09 Apr 2021
The keluak fruit is highly toxic when consumed directly, and needs to be properly tended to for safe consumption.
Keluak fruit, also known also as kepayang or pangi in Malaysia, is the hard fruit of the keluak tree. Most popularly used in the Nyonya dish ayam keluak, it imparts a smoky, nutty flavour that counters well with spicy preparations. This fruit is also highly toxic, as it contains hydrogen cyanide. When consumed directly, it causes vertigo and confusion at best (hence the term ‘mabuk kepayang’), and is fatal at worst.
But like many other potentially dangerous edibles—remember that many of our favourite vegetables like tomatoes are in the notorious nightshade family!—there are ways to safely prepare them for consumption. Many families have their own tried-and-true methods of preparing keluak, and many sellers provide the fruit ready for use. What follows is our own preferred method for preparing untreated keluak.
Do note that it takes about a week for keluak to be ready for cooking and eating, so plan accordingly.
Important note: Do not feed leftovers to animals, compost the shells, or water plants with the soaking liquid, as the lingering hydrogen cyanide may poison them.

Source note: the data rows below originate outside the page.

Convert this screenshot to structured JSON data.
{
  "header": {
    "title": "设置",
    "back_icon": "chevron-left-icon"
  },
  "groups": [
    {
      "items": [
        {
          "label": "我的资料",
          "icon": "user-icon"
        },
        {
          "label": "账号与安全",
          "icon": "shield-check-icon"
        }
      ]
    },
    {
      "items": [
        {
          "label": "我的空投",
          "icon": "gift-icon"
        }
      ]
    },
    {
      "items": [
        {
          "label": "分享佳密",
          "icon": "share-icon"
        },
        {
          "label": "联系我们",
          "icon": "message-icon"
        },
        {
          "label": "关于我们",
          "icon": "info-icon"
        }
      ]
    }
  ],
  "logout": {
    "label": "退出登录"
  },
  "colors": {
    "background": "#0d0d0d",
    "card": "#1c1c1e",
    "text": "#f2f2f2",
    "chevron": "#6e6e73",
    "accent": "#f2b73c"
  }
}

Pour liquids down the sink and solids into general trash.
To soak or not to soak?
Fermented fish in all its pungency
A guide to preserving with pangi